You point to the Thief on the Cross as being a clear example where he could not have the opportunity to accept baptism. How do you know this? Is this only because he is explicitly identified and mentioned as being sentenced to die?

Would you agree being a man, he was alive in the time of John's Baptism?

John's Baptism was prophesied by Isaiah (Isaiah 40:3, referenced and confirmed in Matthew 3:3, Mark 1:3, Luke 3:4, and John 1:23 etc.). In Matthew 3:5 we learn that Jerusalem went to him and the entire region of Judea and the district around the Jordan river went out to be baptized.

Roman Prefects were not allowed to bring to trial as well as render a death sentence outside of their jurisdiction (district so-to-speak). Given that Christ and the thieves (both were thieves, one was found guilty of murder also) died at Calvary (also referred to as Golgotha), this means they were under the jurisdiction effective of Pontius Pilate.

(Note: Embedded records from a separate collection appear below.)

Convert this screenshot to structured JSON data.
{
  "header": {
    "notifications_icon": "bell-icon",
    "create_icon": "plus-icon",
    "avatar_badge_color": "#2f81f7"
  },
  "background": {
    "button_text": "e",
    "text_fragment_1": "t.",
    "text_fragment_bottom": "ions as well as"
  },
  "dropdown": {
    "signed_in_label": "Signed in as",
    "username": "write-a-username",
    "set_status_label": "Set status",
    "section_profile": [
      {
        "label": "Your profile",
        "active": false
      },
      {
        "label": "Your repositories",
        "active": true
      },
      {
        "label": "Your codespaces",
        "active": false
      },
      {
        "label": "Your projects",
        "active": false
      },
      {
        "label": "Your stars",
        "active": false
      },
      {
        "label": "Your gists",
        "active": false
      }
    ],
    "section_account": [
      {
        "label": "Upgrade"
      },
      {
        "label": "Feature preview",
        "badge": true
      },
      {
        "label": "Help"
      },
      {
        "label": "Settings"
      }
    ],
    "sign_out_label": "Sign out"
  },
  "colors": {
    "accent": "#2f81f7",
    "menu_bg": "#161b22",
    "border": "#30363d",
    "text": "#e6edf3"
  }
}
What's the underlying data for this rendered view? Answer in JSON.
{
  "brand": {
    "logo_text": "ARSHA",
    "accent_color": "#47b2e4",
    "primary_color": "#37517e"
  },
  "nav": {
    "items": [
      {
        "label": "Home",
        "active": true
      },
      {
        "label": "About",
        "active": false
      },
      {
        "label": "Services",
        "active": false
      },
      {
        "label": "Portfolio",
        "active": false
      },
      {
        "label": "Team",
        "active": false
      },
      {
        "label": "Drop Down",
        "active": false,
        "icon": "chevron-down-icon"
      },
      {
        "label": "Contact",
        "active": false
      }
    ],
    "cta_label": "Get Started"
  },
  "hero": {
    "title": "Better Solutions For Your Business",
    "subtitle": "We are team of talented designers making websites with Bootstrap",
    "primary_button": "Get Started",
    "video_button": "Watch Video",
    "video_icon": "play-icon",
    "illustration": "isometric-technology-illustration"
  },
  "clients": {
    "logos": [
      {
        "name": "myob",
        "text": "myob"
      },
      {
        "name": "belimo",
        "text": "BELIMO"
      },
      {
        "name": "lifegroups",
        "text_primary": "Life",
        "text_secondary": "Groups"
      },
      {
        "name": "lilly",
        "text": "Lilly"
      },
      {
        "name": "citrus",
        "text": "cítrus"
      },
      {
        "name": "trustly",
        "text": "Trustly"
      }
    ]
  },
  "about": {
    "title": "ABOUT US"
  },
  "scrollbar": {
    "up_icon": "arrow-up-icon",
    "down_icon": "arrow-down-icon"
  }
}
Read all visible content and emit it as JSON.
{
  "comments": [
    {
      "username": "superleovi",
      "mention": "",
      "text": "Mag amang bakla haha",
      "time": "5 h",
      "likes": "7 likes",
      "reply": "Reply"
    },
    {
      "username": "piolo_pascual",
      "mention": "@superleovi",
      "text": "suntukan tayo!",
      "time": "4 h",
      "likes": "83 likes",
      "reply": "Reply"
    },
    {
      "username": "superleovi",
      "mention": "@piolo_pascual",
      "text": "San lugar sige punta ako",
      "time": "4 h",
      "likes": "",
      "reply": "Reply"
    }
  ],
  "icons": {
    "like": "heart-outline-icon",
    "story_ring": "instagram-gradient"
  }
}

This would make that the thieves were of Judea. With the understanding that the entire region of Judea was baptized under John's baptism, the thief

Pilate sent Christ to Herod (Luke 23) since Christ was a Nazarene, of Galilee, in which He could not be tried in the correct jurisdiction according to Roman Law. Herod and his soldiers mocked Christ and couldn't extract a confession worthy of a death sentence so it was deemed ok (from the purpose of human thinking and action and to fulfill prophesy) to send our Lord, Jesus Christ back to Pilate for trial. Herod and Pilate became friendly to one another making this possible.

In John 4 we learn that the Lord had been baptizing more (His disciples were actually) than John was in Judea. Once the Lord found out he left back to Galilee. There is a higher probability that Christ's disciples came in contact with the thieves.

So we have more evidence than to the contrary (historical reference as opposed to a popular assumption) that the thief could have been baptized, but there is more to consider. Regardless of whether the thief was baptized, Christ's commandment to baptize came after His death on the cross. If the understanding is that the thief wasn't baptized, then the commandment could not apply to him. If the understanding is that he was baptized before the commandment, then the application thereof is trivial because it already occurred.

Consider also how 1 Corinthians 15 would apply then. The thief could not believe in the resurrection since it did not occur yet and would occur after the thief died. The thief could have believed it would happen, only if he came in contact with Christ prior and was baptized and understood (i.e. the Lord told him) what was happening then and about to happen in the future.

Would you agree the requirements for faith in God are different under the NT than the OT? The thief died under the old covenant because the new covenant had not come into full effect yet. Colossians 2 explains how the Jews were still subjected to the Law until Christ died. Christ's assurance to the thief at the very least meant God determines salvation. Hebrews 9:16-17 as well as 10:9-10 solidify when the New Covenant comes into effect.

Christ forgave as He willed (which was the Father's will also) in the Old Testament. We find examples in Mark 2, Luke 7 and John 8. At the least this is a case of as He so willed and not a case of faith over baptism. Faith is dead by itself (James 2) but can one have baptism without faith? It's not the Lord's baptism then.

I hope this is not too jumbled alas I believe it is hard enough to draw conclusions in this area. Food for thought brother.